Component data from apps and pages
※

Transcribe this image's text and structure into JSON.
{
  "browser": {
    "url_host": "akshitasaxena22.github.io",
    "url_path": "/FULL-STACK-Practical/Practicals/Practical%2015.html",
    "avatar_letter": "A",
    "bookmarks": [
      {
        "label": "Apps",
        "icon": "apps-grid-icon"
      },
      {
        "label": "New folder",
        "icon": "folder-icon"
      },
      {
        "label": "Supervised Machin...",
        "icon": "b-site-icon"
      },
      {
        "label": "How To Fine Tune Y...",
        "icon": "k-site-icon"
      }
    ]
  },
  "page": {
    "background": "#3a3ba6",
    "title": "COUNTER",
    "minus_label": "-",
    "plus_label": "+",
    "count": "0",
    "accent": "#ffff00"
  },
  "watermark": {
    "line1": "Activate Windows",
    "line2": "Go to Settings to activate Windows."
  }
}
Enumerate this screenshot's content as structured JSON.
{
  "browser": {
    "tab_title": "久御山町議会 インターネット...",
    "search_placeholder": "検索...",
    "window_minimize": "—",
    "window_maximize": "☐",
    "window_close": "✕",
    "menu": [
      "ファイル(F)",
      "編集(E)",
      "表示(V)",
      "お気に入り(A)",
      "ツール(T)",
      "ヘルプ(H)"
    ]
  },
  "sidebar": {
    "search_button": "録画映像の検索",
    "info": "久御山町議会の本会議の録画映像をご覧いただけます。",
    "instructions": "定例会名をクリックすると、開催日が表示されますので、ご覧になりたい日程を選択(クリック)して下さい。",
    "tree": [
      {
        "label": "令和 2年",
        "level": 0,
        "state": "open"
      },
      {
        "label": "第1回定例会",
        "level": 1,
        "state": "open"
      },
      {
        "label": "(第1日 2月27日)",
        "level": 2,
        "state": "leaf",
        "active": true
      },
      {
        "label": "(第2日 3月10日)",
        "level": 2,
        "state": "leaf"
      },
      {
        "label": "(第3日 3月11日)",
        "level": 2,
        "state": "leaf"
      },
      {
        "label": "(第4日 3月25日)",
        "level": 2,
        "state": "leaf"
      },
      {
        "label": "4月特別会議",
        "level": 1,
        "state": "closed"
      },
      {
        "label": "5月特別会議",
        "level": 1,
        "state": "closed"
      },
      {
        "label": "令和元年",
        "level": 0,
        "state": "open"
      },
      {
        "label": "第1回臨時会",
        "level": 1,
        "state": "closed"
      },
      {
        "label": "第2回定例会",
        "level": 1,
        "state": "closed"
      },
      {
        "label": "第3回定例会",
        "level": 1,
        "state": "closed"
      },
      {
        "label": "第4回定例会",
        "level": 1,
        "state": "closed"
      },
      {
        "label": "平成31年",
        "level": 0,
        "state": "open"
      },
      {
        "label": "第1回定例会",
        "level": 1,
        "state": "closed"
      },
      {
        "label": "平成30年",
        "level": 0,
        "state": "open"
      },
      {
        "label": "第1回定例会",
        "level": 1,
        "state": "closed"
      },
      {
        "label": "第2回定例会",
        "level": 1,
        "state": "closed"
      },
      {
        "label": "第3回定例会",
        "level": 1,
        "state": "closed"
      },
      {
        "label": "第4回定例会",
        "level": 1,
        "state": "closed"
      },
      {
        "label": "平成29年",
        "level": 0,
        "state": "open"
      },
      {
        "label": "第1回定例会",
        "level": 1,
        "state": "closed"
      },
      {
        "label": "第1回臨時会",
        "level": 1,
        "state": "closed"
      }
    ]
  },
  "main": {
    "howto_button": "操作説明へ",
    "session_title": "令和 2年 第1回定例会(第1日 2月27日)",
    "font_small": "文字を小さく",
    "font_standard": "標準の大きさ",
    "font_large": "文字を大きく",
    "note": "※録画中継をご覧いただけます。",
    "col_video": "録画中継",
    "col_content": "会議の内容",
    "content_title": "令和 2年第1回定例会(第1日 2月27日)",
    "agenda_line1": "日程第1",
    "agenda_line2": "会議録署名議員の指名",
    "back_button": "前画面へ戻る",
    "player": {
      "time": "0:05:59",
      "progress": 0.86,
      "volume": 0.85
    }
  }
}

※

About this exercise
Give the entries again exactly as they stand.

Task output
Transcribe this image's text and structure into JSON.
{
  "browser": {
    "url_host": "akshitasaxena22.github.io",
    "url_path": "/FULL-STACK-Practical/Practicals/Practical%2015.html",
    "avatar_letter": "A",
    "bookmarks": [
      {
        "label": "Apps",
        "icon": "apps-grid-icon"
      },
      {
        "label": "New folder",
        "icon": "folder-icon"
      },
      {
        "label": "Supervised Machin...",
        "icon": "b-site-icon"
      },
      {
        "label": "How To Fine Tune Y...",
        "icon": "k-site-icon"
      }
    ]
  },
  "page": {
    "background": "#3a3ba6",
    "title": "COUNTER",
    "minus_label": "-",
    "plus_label": "+",
    "count": "0",
    "accent": "#ffff00"
  },
  "watermark": {
    "line1": "Activate Windows",
    "line2": "Go to Settings to activate Windows."
  }
}
Enumerate this screenshot's content as structured JSON.
{
  "browser": {
    "tab_title": "久御山町議会 インターネット...",
    "search_placeholder": "検索...",
    "window_minimize": "—",
    "window_maximize": "☐",
    "window_close": "✕",
    "menu": [
      "ファイル(F)",
      "編集(E)",
      "表示(V)",
      "お気に入り(A)",
      "ツール(T)",
      "ヘルプ(H)"
    ]
  },
  "sidebar": {
    "search_button": "録画映像の検索",
    "info": "久御山町議会の本会議の録画映像をご覧いただけます。",
    "instructions": "定例会名をクリックすると、開催日が表示されますので、ご覧になりたい日程を選択(クリック)して下さい。",
    "tree": [
      {
        "label": "令和 2年",
        "level": 0,
        "state": "open"
      },
      {
        "label": "第1回定例会",
        "level": 1,
        "state": "open"
      },
      {
        "label": "(第1日 2月27日)",
        "level": 2,
        "state": "leaf",
        "active": true
      },
      {
        "label": "(第2日 3月10日)",
        "level": 2,
        "state": "leaf"
      },
      {
        "label": "(第3日 3月11日)",
        "level": 2,
        "state": "leaf"
      },
      {
        "label": "(第4日 3月25日)",
        "level": 2,
        "state": "leaf"
      },
      {
        "label": "4月特別会議",
        "level": 1,
        "state": "closed"
      },
      {
        "label": "5月特別会議",
        "level": 1,
        "state": "closed"
      },
      {
        "label": "令和元年",
        "level": 0,
        "state": "open"
      },
      {
        "label": "第1回臨時会",
        "level": 1,
        "state": "closed"
      },
      {
        "label": "第2回定例会",
        "level": 1,
        "state": "closed"
      },
      {
        "label": "第3回定例会",
        "level": 1,
        "state": "closed"
      },
      {
        "label": "第4回定例会",
        "level": 1,
        "state": "closed"
      },
      {
        "label": "平成31年",
        "level": 0,
        "state": "open"
      },
      {
        "label": "第1回定例会",
        "level": 1,
        "state": "closed"
      },
      {
        "label": "平成30年",
        "level": 0,
        "state": "open"
      },
      {
        "label": "第1回定例会",
        "level": 1,
        "state": "closed"
      },
      {
        "label": "第2回定例会",
        "level": 1,
        "state": "closed"
      },
      {
        "label": "第3回定例会",
        "level": 1,
        "state": "closed"
      },
      {
        "label": "第4回定例会",
        "level": 1,
        "state": "closed"
      },
      {
        "label": "平成29年",
        "level": 0,
        "state": "open"
      },
      {
        "label": "第1回定例会",
        "level": 1,
        "state": "closed"
      },
      {
        "label": "第1回臨時会",
        "level": 1,
        "state": "closed"
      }
    ]
  },
  "main": {
    "howto_button": "操作説明へ",
    "session_title": "令和 2年 第1回定例会(第1日 2月27日)",
    "font_small": "文字を小さく",
    "font_standard": "標準の大きさ",
    "font_large": "文字を大きく",
    "note": "※録画中継をご覧いただけます。",
    "col_video": "録画中継",
    "col_content": "会議の内容",
    "content_title": "令和 2年第1回定例会(第1日 2月27日)",
    "agenda_line1": "日程第1",
    "agenda_line2": "会議録署名議員の指名",
    "back_button": "前画面へ戻る",
    "player": {
      "time": "0:05:59",
      "progress": 0.86,
      "volume": 0.85
    }
  }
}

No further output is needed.